--- RECORDS FOR THIS TASK ---

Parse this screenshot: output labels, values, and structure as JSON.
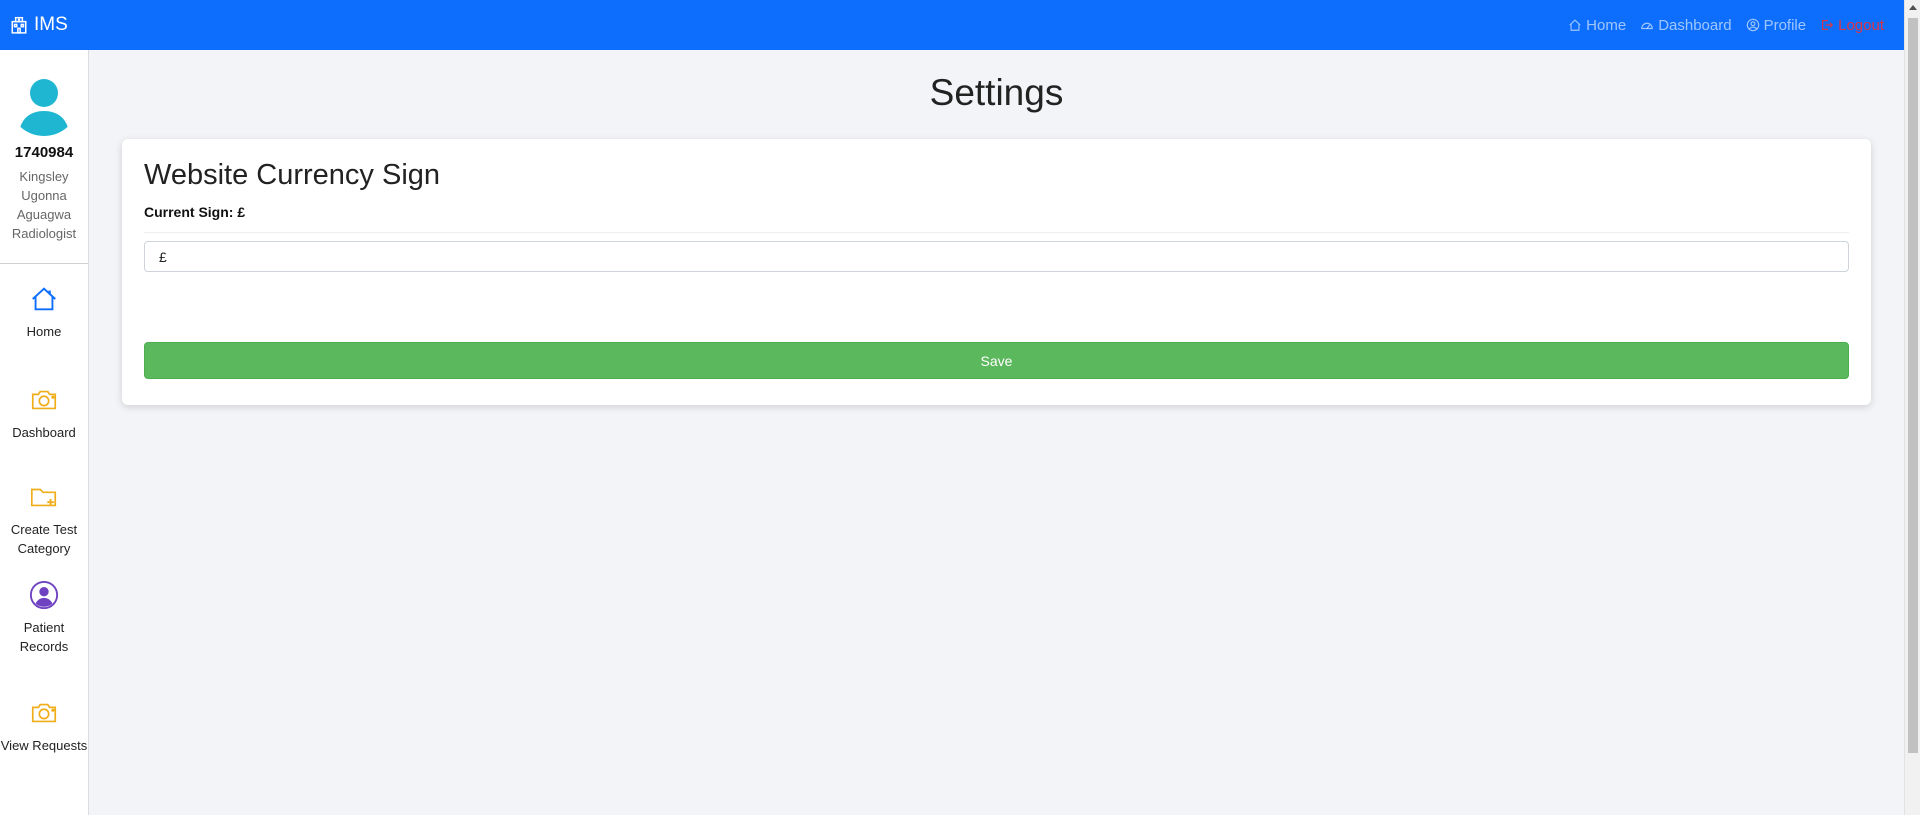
{
  "navbar": {
    "brand": "IMS",
    "links": {
      "home": "Home",
      "dashboard": "Dashboard",
      "profile": "Profile",
      "logout": "Logout"
    }
  },
  "sidebar": {
    "user_id": "1740984",
    "user_name": "Kingsley Ugonna Aguagwa",
    "user_role": "Radiologist",
    "items": [
      {
        "label": "Home",
        "icon": "home-icon",
        "color": "#0d6efd"
      },
      {
        "label": "Dashboard",
        "icon": "camera-icon",
        "color": "#f0ad1a"
      },
      {
        "label": "Create Test Category",
        "icon": "folder-plus-icon",
        "color": "#f0ad1a"
      },
      {
        "label": "Patient Records",
        "icon": "person-circle-icon",
        "color": "#6f42c1"
      },
      {
        "label": "View Requests",
        "icon": "camera-icon",
        "color": "#f0ad1a"
      }
    ]
  },
  "main": {
    "title": "Settings",
    "card": {
      "title": "Website Currency Sign",
      "current_sign": "Current Sign: £",
      "input_value": "£",
      "save_label": "Save"
    }
  },
  "colors": {
    "navbar": "#0d6efd",
    "save_button": "#5cb85c",
    "logout": "#dc3545",
    "avatar": "#1fb6d2"
  }
}
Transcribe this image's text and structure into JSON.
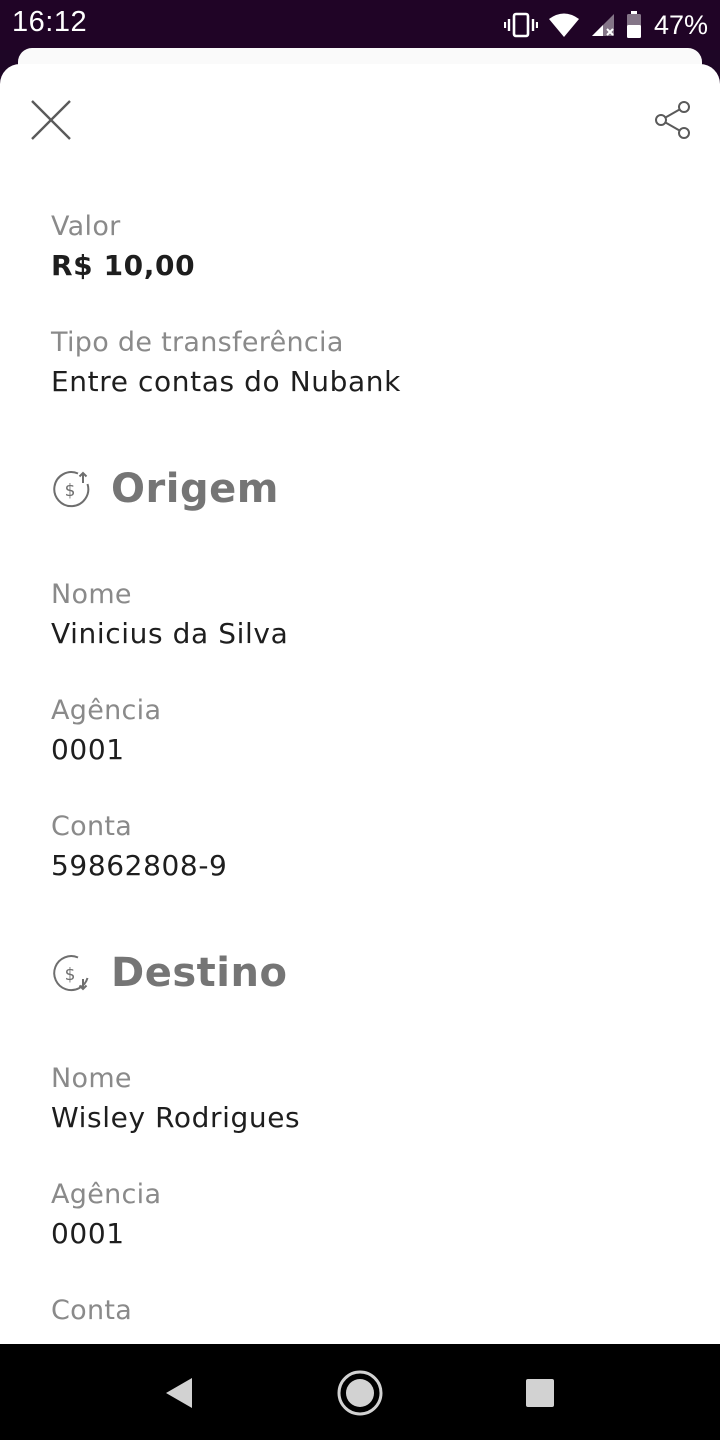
{
  "status_bar": {
    "time": "16:12",
    "battery_percent": "47%",
    "icons": [
      "vibrate-icon",
      "wifi-icon",
      "signal-icon",
      "battery-icon"
    ]
  },
  "toolbar": {
    "close_icon": "close-icon",
    "share_icon": "share-icon"
  },
  "details": {
    "valor_label": "Valor",
    "valor_value": "R$ 10,00",
    "tipo_label": "Tipo de transferência",
    "tipo_value": "Entre contas do Nubank"
  },
  "origem": {
    "title": "Origem",
    "icon": "money-out-icon",
    "nome_label": "Nome",
    "nome_value": "Vinicius da Silva",
    "agencia_label": "Agência",
    "agencia_value": "0001",
    "conta_label": "Conta",
    "conta_value": "59862808-9"
  },
  "destino": {
    "title": "Destino",
    "icon": "money-in-icon",
    "nome_label": "Nome",
    "nome_value": "Wisley Rodrigues",
    "agencia_label": "Agência",
    "agencia_value": "0001",
    "conta_label": "Conta"
  },
  "nav_bar": {
    "icons": [
      "back-icon",
      "home-icon",
      "recents-icon"
    ]
  },
  "colors": {
    "status_bar": "#200426",
    "label": "#8a8a8a",
    "value": "#1e1e1e",
    "section_title": "#757575"
  }
}
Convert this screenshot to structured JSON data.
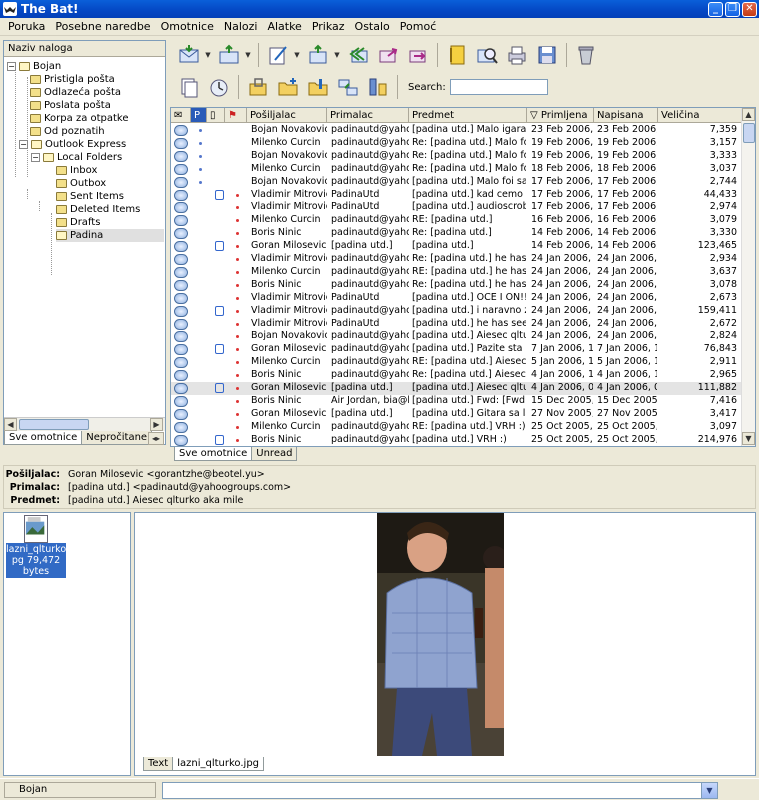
{
  "window": {
    "title": "The Bat!"
  },
  "menu": [
    "Poruka",
    "Posebne naredbe",
    "Omotnice",
    "Nalozi",
    "Alatke",
    "Prikaz",
    "Ostalo",
    "Pomoć"
  ],
  "folders": {
    "header": "Naziv naloga",
    "account": "Bojan",
    "items": [
      "Pristigla pošta",
      "Odlazeća pošta",
      "Poslata pošta",
      "Korpa za otpatke",
      "Od poznatih"
    ],
    "outlook": "Outlook Express",
    "local": "Local Folders",
    "local_items": [
      "Inbox",
      "Outbox",
      "Sent Items",
      "Deleted Items",
      "Drafts",
      "Padina"
    ],
    "tabs": [
      "Sve omotnice",
      "Nepročitane"
    ]
  },
  "toolbar": {
    "search_label": "Search:",
    "search_value": "",
    "icons_row1": [
      "get-mail-icon",
      "send-mail-icon",
      "new-message-icon",
      "reply-icon",
      "reply-all-icon",
      "forward-icon",
      "redirect-icon",
      "address-book-icon",
      "find-icon",
      "print-icon",
      "save-icon",
      "delete-icon"
    ],
    "icons_row2": [
      "copy-message-icon",
      "move-message-icon",
      "new-folder-icon",
      "folder-lock-icon",
      "folder-properties-icon",
      "filter-icon",
      "sort-icon"
    ]
  },
  "columns": [
    "Pošiljalac",
    "Primalac",
    "Predmet",
    "Primljena",
    "Napisana",
    "Veličina"
  ],
  "messages": [
    {
      "from": "Bojan Novakovic",
      "to": "padinautd@yahoo....",
      "subject": "[padina utd.] Malo igara sa [...",
      "received": "23 Feb 2006, ...",
      "written": "23 Feb 2006, ...",
      "size": "7,359",
      "dot": "#5577cc",
      "clip": false
    },
    {
      "from": "Milenko Curcin",
      "to": "padinautd@yahoo....",
      "subject": "Re: [padina utd.] Malo foi sa...",
      "received": "19 Feb 2006, ...",
      "written": "19 Feb 2006, ...",
      "size": "3,157",
      "dot": "#5577cc",
      "clip": false
    },
    {
      "from": "Bojan Novakovic",
      "to": "padinautd@yahoo....",
      "subject": "Re: [padina utd.] Malo foi sa...",
      "received": "19 Feb 2006, ...",
      "written": "19 Feb 2006, ...",
      "size": "3,333",
      "dot": "#5577cc",
      "clip": false
    },
    {
      "from": "Milenko Curcin",
      "to": "padinautd@yahoo....",
      "subject": "Re: [padina utd.] Malo foi sa...",
      "received": "18 Feb 2006, ...",
      "written": "18 Feb 2006, ...",
      "size": "3,037",
      "dot": "#5577cc",
      "clip": false
    },
    {
      "from": "Bojan Novakovic",
      "to": "padinautd@yahoo....",
      "subject": "[padina utd.] Malo foi sa ben...",
      "received": "17 Feb 2006, ...",
      "written": "17 Feb 2006, ...",
      "size": "2,744",
      "dot": "#5577cc",
      "clip": false
    },
    {
      "from": "Vladimir Mitrovic",
      "to": "PadinaUtd",
      "subject": "[padina utd.] kad cemo na tir...",
      "received": "17 Feb 2006, ...",
      "written": "17 Feb 2006, ...",
      "size": "44,433",
      "dot": "#dd3333",
      "clip": true
    },
    {
      "from": "Vladimir Mitrovic",
      "to": "PadinaUtd",
      "subject": "[padina utd.] audioscrobbler",
      "received": "17 Feb 2006, ...",
      "written": "17 Feb 2006, ...",
      "size": "2,974",
      "dot": "#dd3333",
      "clip": false
    },
    {
      "from": "Milenko Curcin",
      "to": "padinautd@yahoo....",
      "subject": "RE: [padina utd.]",
      "received": "16 Feb 2006, ...",
      "written": "16 Feb 2006, ...",
      "size": "3,079",
      "dot": "#dd3333",
      "clip": false
    },
    {
      "from": "Boris Ninic",
      "to": "padinautd@yahoo....",
      "subject": "Re: [padina utd.]",
      "received": "14 Feb 2006, ...",
      "written": "14 Feb 2006, ...",
      "size": "3,330",
      "dot": "#dd3333",
      "clip": false
    },
    {
      "from": "Goran Milosevic",
      "to": "[padina utd.]",
      "subject": "[padina utd.]",
      "received": "14 Feb 2006, ...",
      "written": "14 Feb 2006, ...",
      "size": "123,465",
      "dot": "#dd3333",
      "clip": true
    },
    {
      "from": "Vladimir Mitrovic",
      "to": "padinautd@yahoo....",
      "subject": "Re: [padina utd.] he has see...",
      "received": "24 Jan 2006, ...",
      "written": "24 Jan 2006, ...",
      "size": "2,934",
      "dot": "#dd3333",
      "clip": false
    },
    {
      "from": "Milenko Curcin",
      "to": "padinautd@yahoo....",
      "subject": "RE: [padina utd.] he has see...",
      "received": "24 Jan 2006, ...",
      "written": "24 Jan 2006, ...",
      "size": "3,637",
      "dot": "#dd3333",
      "clip": false
    },
    {
      "from": "Boris Ninic",
      "to": "padinautd@yahoo....",
      "subject": "Re: [padina utd.] he has see...",
      "received": "24 Jan 2006, ...",
      "written": "24 Jan 2006, ...",
      "size": "3,078",
      "dot": "#dd3333",
      "clip": false
    },
    {
      "from": "Vladimir Mitrovic",
      "to": "PadinaUtd",
      "subject": "[padina utd.] OCE I ON!!!! O...",
      "received": "24 Jan 2006, ...",
      "written": "24 Jan 2006, ...",
      "size": "2,673",
      "dot": "#dd3333",
      "clip": false
    },
    {
      "from": "Vladimir Mitrovic",
      "to": "padinautd@yahoo....",
      "subject": "[padina utd.] i naravno zabor...",
      "received": "24 Jan 2006, ...",
      "written": "24 Jan 2006, ...",
      "size": "159,411",
      "dot": "#dd3333",
      "clip": true
    },
    {
      "from": "Vladimir Mitrovic",
      "to": "PadinaUtd",
      "subject": "[padina utd.] he has seen th...",
      "received": "24 Jan 2006, ...",
      "written": "24 Jan 2006, ...",
      "size": "2,672",
      "dot": "#dd3333",
      "clip": false
    },
    {
      "from": "Bojan Novakovic",
      "to": "padinautd@yahoo....",
      "subject": "[padina utd.] Aiesec qlturko...",
      "received": "24 Jan 2006, ...",
      "written": "24 Jan 2006, ...",
      "size": "2,824",
      "dot": "#dd3333",
      "clip": false
    },
    {
      "from": "Goran Milosevic",
      "to": "padinautd@yahoo....",
      "subject": "[padina utd.] Pazite sta sami i...",
      "received": "7 Jan 2006, 1...",
      "written": "7 Jan 2006, 1...",
      "size": "76,843",
      "dot": "#dd3333",
      "clip": true
    },
    {
      "from": "Milenko Curcin",
      "to": "padinautd@yahoo....",
      "subject": "RE: [padina utd.] Aiesec qltur...",
      "received": "5 Jan 2006, 1...",
      "written": "5 Jan 2006, 1...",
      "size": "2,911",
      "dot": "#dd3333",
      "clip": false
    },
    {
      "from": "Boris Ninic",
      "to": "padinautd@yahoo....",
      "subject": "Re: [padina utd.] Aiesec qltur...",
      "received": "4 Jan 2006, 1...",
      "written": "4 Jan 2006, 1...",
      "size": "2,965",
      "dot": "#dd3333",
      "clip": false
    },
    {
      "from": "Goran Milosevic",
      "to": "[padina utd.]",
      "subject": "[padina utd.] Aiesec qlturko ...",
      "received": "4 Jan 2006, 0...",
      "written": "4 Jan 2006, 0...",
      "size": "111,882",
      "dot": "#dd3333",
      "clip": true
    },
    {
      "from": "Boris Ninic",
      "to": "Air Jordan, bia@bi...",
      "subject": "[padina utd.] Fwd: [Fwd: Fw:...",
      "received": "15 Dec 2005, ...",
      "written": "15 Dec 2005, ...",
      "size": "7,416",
      "dot": "#dd3333",
      "clip": false
    },
    {
      "from": "Goran Milosevic",
      "to": "[padina utd.]",
      "subject": "[padina utd.] Gitara sa laseri...",
      "received": "27 Nov 2005, ...",
      "written": "27 Nov 2005, ...",
      "size": "3,417",
      "dot": "#dd3333",
      "clip": false
    },
    {
      "from": "Milenko Curcin",
      "to": "padinautd@yahoo....",
      "subject": "RE: [padina utd.] VRH :)",
      "received": "25 Oct 2005, ...",
      "written": "25 Oct 2005, ...",
      "size": "3,097",
      "dot": "#dd3333",
      "clip": false
    },
    {
      "from": "Boris Ninic",
      "to": "padinautd@yahoo....",
      "subject": "[padina utd.] VRH :)",
      "received": "25 Oct 2005, ...",
      "written": "25 Oct 2005, ...",
      "size": "214,976",
      "dot": "#dd3333",
      "clip": true
    }
  ],
  "list_tabs": [
    "Sve omotnice",
    "Unread"
  ],
  "header": {
    "from_label": "Pošiljalac:",
    "from": "Goran Milosevic <gorantzhe@beotel.yu>",
    "to_label": "Primalac:",
    "to": "[padina utd.] <padinautd@yahoogroups.com>",
    "subject_label": "Predmet:",
    "subject": "[padina utd.] Aiesec qlturko aka mile"
  },
  "attachment": {
    "name_line1": "lazni_qlturko.j",
    "name_line2": "pg 79,472",
    "name_line3": "bytes"
  },
  "viewer_tabs": [
    "Text",
    "lazni_qlturko.jpg"
  ],
  "status": {
    "account": "Bojan"
  }
}
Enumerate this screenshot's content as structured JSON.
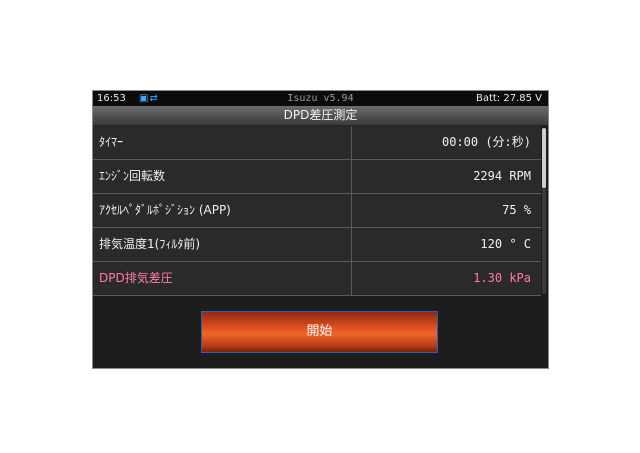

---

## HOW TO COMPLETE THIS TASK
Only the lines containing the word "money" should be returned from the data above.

## ANSWER AREA
    "icon": "money-out-icon",
    "icon": "money-in-icon",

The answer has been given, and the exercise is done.